• [Given data]:
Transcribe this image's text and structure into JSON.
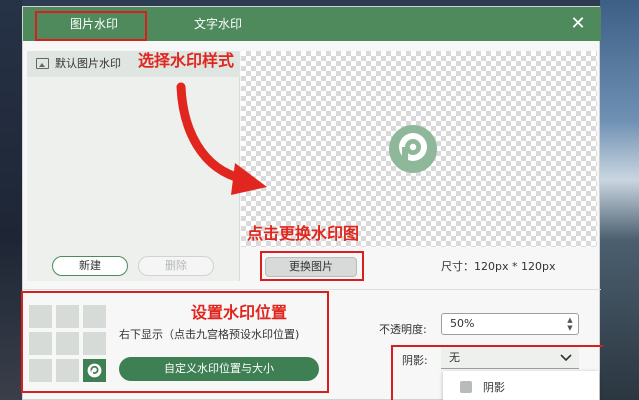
{
  "tabs": {
    "image_watermark": "图片水印",
    "text_watermark": "文字水印"
  },
  "close_glyph": "✕",
  "annotations": {
    "select_style": "选择水印样式",
    "replace_image": "点击更换水印图",
    "set_position": "设置水印位置"
  },
  "watermark_list": {
    "default_item": "默认图片水印"
  },
  "buttons": {
    "new": "新建",
    "delete": "删除",
    "replace_image": "更换图片",
    "custom_position": "自定义水印位置与大小"
  },
  "size_text": "尺寸：120px * 120px",
  "position": {
    "label": "右下显示（点击九宫格预设水印位置)",
    "selected_cell": 9
  },
  "opacity": {
    "label": "不透明度:",
    "value": "50%"
  },
  "shadow": {
    "label": "阴影:",
    "value": "无",
    "option": "阴影"
  },
  "colors": {
    "brand": "#4e8a5c",
    "accent_dark": "#3f7f54",
    "annotation": "#e0261e"
  }
}
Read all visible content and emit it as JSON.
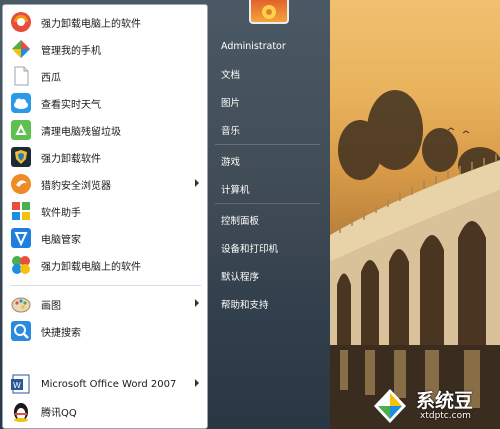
{
  "start_menu": {
    "programs": [
      {
        "label": "强力卸载电脑上的软件",
        "icon": "uninstall-globe-icon",
        "has_submenu": false
      },
      {
        "label": "管理我的手机",
        "icon": "phone-manager-icon",
        "has_submenu": false
      },
      {
        "label": "西瓜",
        "icon": "blank-document-icon",
        "has_submenu": false
      },
      {
        "label": "查看实时天气",
        "icon": "weather-cloud-icon",
        "has_submenu": false
      },
      {
        "label": "清理电脑残留垃圾",
        "icon": "recycle-icon",
        "has_submenu": false
      },
      {
        "label": "强力卸载软件",
        "icon": "uninstall-shield-icon",
        "has_submenu": false
      },
      {
        "label": "猎豹安全浏览器",
        "icon": "cheetah-browser-icon",
        "has_submenu": true
      },
      {
        "label": "软件助手",
        "icon": "software-helper-icon",
        "has_submenu": false
      },
      {
        "label": "电脑管家",
        "icon": "pc-manager-shield-icon",
        "has_submenu": false
      },
      {
        "label": "强力卸载电脑上的软件",
        "icon": "pinwheel-icon",
        "has_submenu": false
      },
      {
        "label": "画图",
        "icon": "paint-palette-icon",
        "has_submenu": true
      },
      {
        "label": "快捷搜索",
        "icon": "search-magnifier-icon",
        "has_submenu": false
      },
      {
        "label": "Microsoft Office Word 2007",
        "icon": "word-icon",
        "has_submenu": true
      },
      {
        "label": "腾讯QQ",
        "icon": "qq-penguin-icon",
        "has_submenu": false
      }
    ],
    "user_name": "Administrator",
    "system_links": [
      {
        "label": "Administrator"
      },
      {
        "label": "文档"
      },
      {
        "label": "图片"
      },
      {
        "label": "音乐"
      },
      {
        "label": "游戏"
      },
      {
        "label": "计算机"
      },
      {
        "label": "控制面板"
      },
      {
        "label": "设备和打印机"
      },
      {
        "label": "默认程序"
      },
      {
        "label": "帮助和支持"
      }
    ]
  },
  "watermark": {
    "title": "系统豆",
    "subtitle": "xtdptc.com"
  },
  "colors": {
    "menu_glass": "#2f4356",
    "program_panel": "#ffffff",
    "hover": "#dbe9f7",
    "link_text": "#ffffff"
  }
}
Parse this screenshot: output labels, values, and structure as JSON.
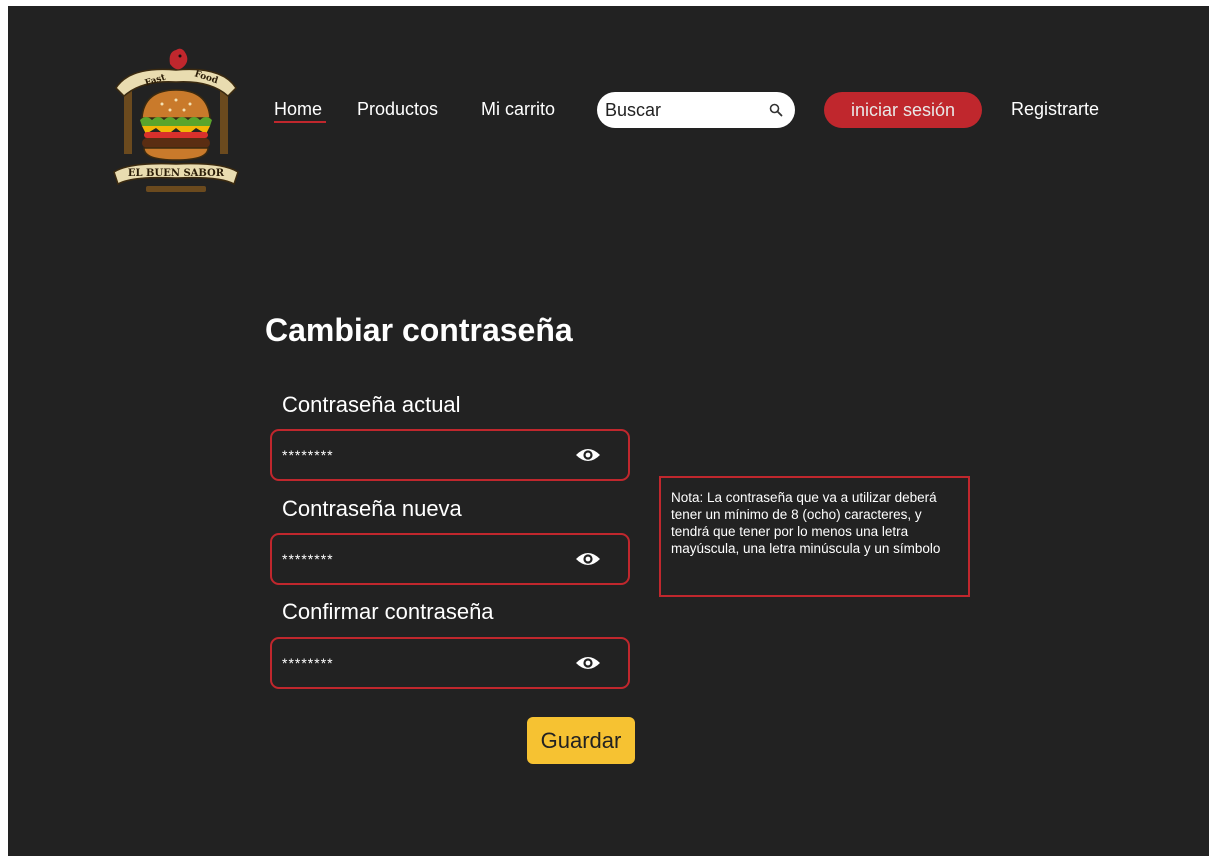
{
  "brand": {
    "logo_text_top_left": "Fast",
    "logo_text_top_right": "Food",
    "logo_text_banner": "EL BUEN SABOR"
  },
  "nav": {
    "home": "Home",
    "products": "Productos",
    "cart": "Mi carrito",
    "search_placeholder": "Buscar",
    "login": "iniciar sesión",
    "register": "Registrarte"
  },
  "form": {
    "title": "Cambiar contraseña",
    "fields": [
      {
        "label": "Contraseña actual",
        "value": "********"
      },
      {
        "label": "Contraseña nueva",
        "value": "********"
      },
      {
        "label": "Confirmar contraseña",
        "value": "********"
      }
    ],
    "note": "Nota: La contraseña que va a utilizar deberá tener un mínimo de 8 (ocho) caracteres, y tendrá que tener por lo menos una letra mayúscula, una letra minúscula y un símbolo",
    "save_label": "Guardar"
  },
  "colors": {
    "background": "#222222",
    "accent_red": "#c0272d",
    "save_yellow": "#f6c232"
  }
}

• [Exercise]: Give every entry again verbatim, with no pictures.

• [Result]:
Transcribe this image's text and structure into JSON.
{
  "tabs": {
    "image_watermark": "图片水印",
    "text_watermark": "文字水印"
  },
  "close_glyph": "✕",
  "annotations": {
    "select_style": "选择水印样式",
    "replace_image": "点击更换水印图",
    "set_position": "设置水印位置"
  },
  "watermark_list": {
    "default_item": "默认图片水印"
  },
  "buttons": {
    "new": "新建",
    "delete": "删除",
    "replace_image": "更换图片",
    "custom_position": "自定义水印位置与大小"
  },
  "size_text": "尺寸：120px * 120px",
  "position": {
    "label": "右下显示（点击九宫格预设水印位置)",
    "selected_cell": 9
  },
  "opacity": {
    "label": "不透明度:",
    "value": "50%"
  },
  "shadow": {
    "label": "阴影:",
    "value": "无",
    "option": "阴影"
  },
  "colors": {
    "brand": "#4e8a5c",
    "accent_dark": "#3f7f54",
    "annotation": "#e0261e"
  }
}
Read all visible content and emit it as JSON.
{
  "start_menu": {
    "programs": [
      {
        "label": "强力卸载电脑上的软件",
        "icon": "uninstall-globe-icon",
        "has_submenu": false
      },
      {
        "label": "管理我的手机",
        "icon": "phone-manager-icon",
        "has_submenu": false
      },
      {
        "label": "西瓜",
        "icon": "blank-document-icon",
        "has_submenu": false
      },
      {
        "label": "查看实时天气",
        "icon": "weather-cloud-icon",
        "has_submenu": false
      },
      {
        "label": "清理电脑残留垃圾",
        "icon": "recycle-icon",
        "has_submenu": false
      },
      {
        "label": "强力卸载软件",
        "icon": "uninstall-shield-icon",
        "has_submenu": false
      },
      {
        "label": "猎豹安全浏览器",
        "icon": "cheetah-browser-icon",
        "has_submenu": true
      },
      {
        "label": "软件助手",
        "icon": "software-helper-icon",
        "has_submenu": false
      },
      {
        "label": "电脑管家",
        "icon": "pc-manager-shield-icon",
        "has_submenu": false
      },
      {
        "label": "强力卸载电脑上的软件",
        "icon": "pinwheel-icon",
        "has_submenu": false
      },
      {
        "label": "画图",
        "icon": "paint-palette-icon",
        "has_submenu": true
      },
      {
        "label": "快捷搜索",
        "icon": "search-magnifier-icon",
        "has_submenu": false
      },
      {
        "label": "Microsoft Office Word 2007",
        "icon": "word-icon",
        "has_submenu": true
      },
      {
        "label": "腾讯QQ",
        "icon": "qq-penguin-icon",
        "has_submenu": false
      }
    ],
    "user_name": "Administrator",
    "system_links": [
      {
        "label": "Administrator"
      },
      {
        "label": "文档"
      },
      {
        "label": "图片"
      },
      {
        "label": "音乐"
      },
      {
        "label": "游戏"
      },
      {
        "label": "计算机"
      },
      {
        "label": "控制面板"
      },
      {
        "label": "设备和打印机"
      },
      {
        "label": "默认程序"
      },
      {
        "label": "帮助和支持"
      }
    ]
  },
  "watermark": {
    "title": "系统豆",
    "subtitle": "xtdptc.com"
  },
  "colors": {
    "menu_glass": "#2f4356",
    "program_panel": "#ffffff",
    "hover": "#dbe9f7",
    "link_text": "#ffffff"
  }
}
Parse this screenshot: output labels, values, and structure as JSON.
{
  "brand": {
    "logo_text_top_left": "Fast",
    "logo_text_top_right": "Food",
    "logo_text_banner": "EL BUEN SABOR"
  },
  "nav": {
    "home": "Home",
    "products": "Productos",
    "cart": "Mi carrito",
    "search_placeholder": "Buscar",
    "login": "iniciar sesión",
    "register": "Registrarte"
  },
  "form": {
    "title": "Cambiar contraseña",
    "fields": [
      {
        "label": "Contraseña actual",
        "value": "********"
      },
      {
        "label": "Contraseña nueva",
        "value": "********"
      },
      {
        "label": "Confirmar contraseña",
        "value": "********"
      }
    ],
    "note": "Nota: La contraseña que va a utilizar deberá tener un mínimo de 8 (ocho) caracteres, y tendrá que tener por lo menos una letra mayúscula, una letra minúscula y un símbolo",
    "save_label": "Guardar"
  },
  "colors": {
    "background": "#222222",
    "accent_red": "#c0272d",
    "save_yellow": "#f6c232"
  }
}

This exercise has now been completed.